t.filename = osgb.tile_name || '.asc' links the list of tiles to the terrain file names
ST_Clip(ST_Union(t.rast), d.the_geom) merges all the geographical raster data into a single block (
ST_Union) and clips it to the West Oxfordshire boundary (
Now, when you return to the DB Manager in QGIS you’ll notice there is an additional raster layer, and adding that to the canvas will load just the clipped data.
PostGIS Raster Layer in QGIS
At first sight this might all seem like a lot of work to load some raster data but once the data is loaded this process is actually pretty efficient, and creating a view to load a query is not really any more cumbersome than creating the script to load the query directly.
On the up-side, I’ve found the performance of indexed raster tables to be very, very good – once the script is ready it take runs in around 20 ms to create the view, and loading it into QGIS is just as quick as any vector data.
Also being able to load the tiles on-the fly with a simple look-up is so much easier than having to search for the right tiles, loading them individually, and then often having to create a virtual raster to merge the tiles into a single elevation model to work on.
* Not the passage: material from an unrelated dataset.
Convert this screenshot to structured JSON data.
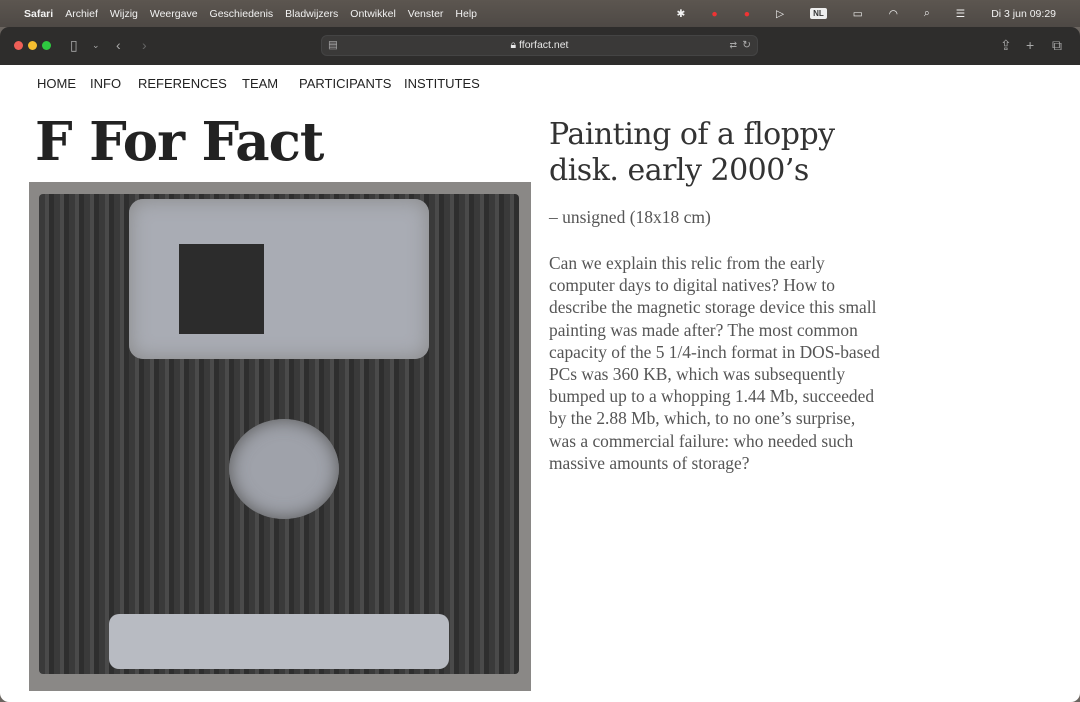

This is all new to me, and the array of raster functions in PostGIS at the moment looks pretty daunting, but just being able to load raster maps on the fly without having to waste time looking up the right tiles is worth the effort – who knows where it will now take me as I start the learn it true potential!